9. Mama M, Abdissa A, Sewunet T. Antimicrobial susceptibility pattern of bacterial isolates from wound infection and their sensitivity to alternative topical agents at Jimma University Specialized Hospital, South-West Ethiopia. Ann Clin Microbiol Antimicrob. 2014; 13: 14.
10. Agnihotri N, Gupta V, Joshi RM. Aerobic bacterial isolates from burn wound infections and their antibiograms--a five-year study. Burns 2004; 30(3): 241-3.
11. Basu S, Ramchuran Panray T, Bali Singh T, Gulati AK, Shukla VK. A prospective, descriptive study to identify the microbiological profile of chronic wounds in outpatients. Ostomy Wound Manage 2009; 55(1): 14-20.
12. G. Suguneswari, A. Heraman Singh, Ranjan Basu. Bacteriological profile of osteomyelitis in a tertiary care hospital at Visakhapatnam, Andhra Pradesh. IJCRR 2013; 5(20): 52-58.
Published
2018-09-30
How to Cite
1.

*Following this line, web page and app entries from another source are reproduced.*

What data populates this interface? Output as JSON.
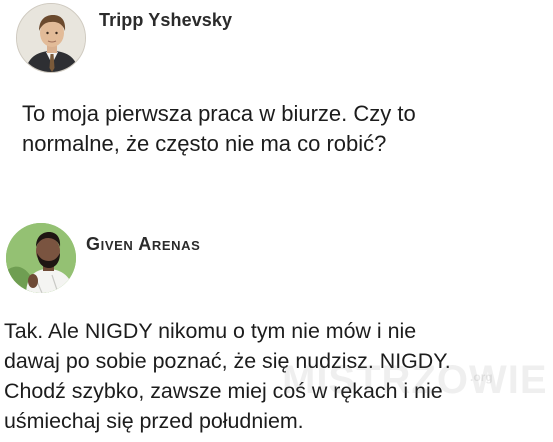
{
  "posts": [
    {
      "author": "Tripp Yshevsky",
      "avatar_icon": "profile-photo-man-in-suit",
      "text": "To moja pierwsza praca w biurze. Czy to\nnormalne, że często nie ma co robić?"
    },
    {
      "author": "Given Arenas",
      "avatar_icon": "profile-photo-man-with-beard",
      "text": "Tak. Ale NIGDY nikomu o tym nie mów i nie\ndawaj po sobie poznać, że się nudzisz. NIGDY.\nChodź szybko, zawsze miej coś w rękach i nie\nuśmiechaj się przed południem."
    }
  ],
  "watermark": {
    "text": "MISTRZOWIE",
    "suffix": ".org"
  }
}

Bhatnagar R, Patel P. A Study of Aerobic Bacterial Isolates and their Antibiotic Susceptibility Pattern from Pus Samples in a Tertiary Care Hospital, Rajasthan. IABCR [Internet]. 30Sep.2018 [cited 11Dec.2018];4(3):19-1. Available from: https://iabcr.org/index.php/iabcr/article/view/395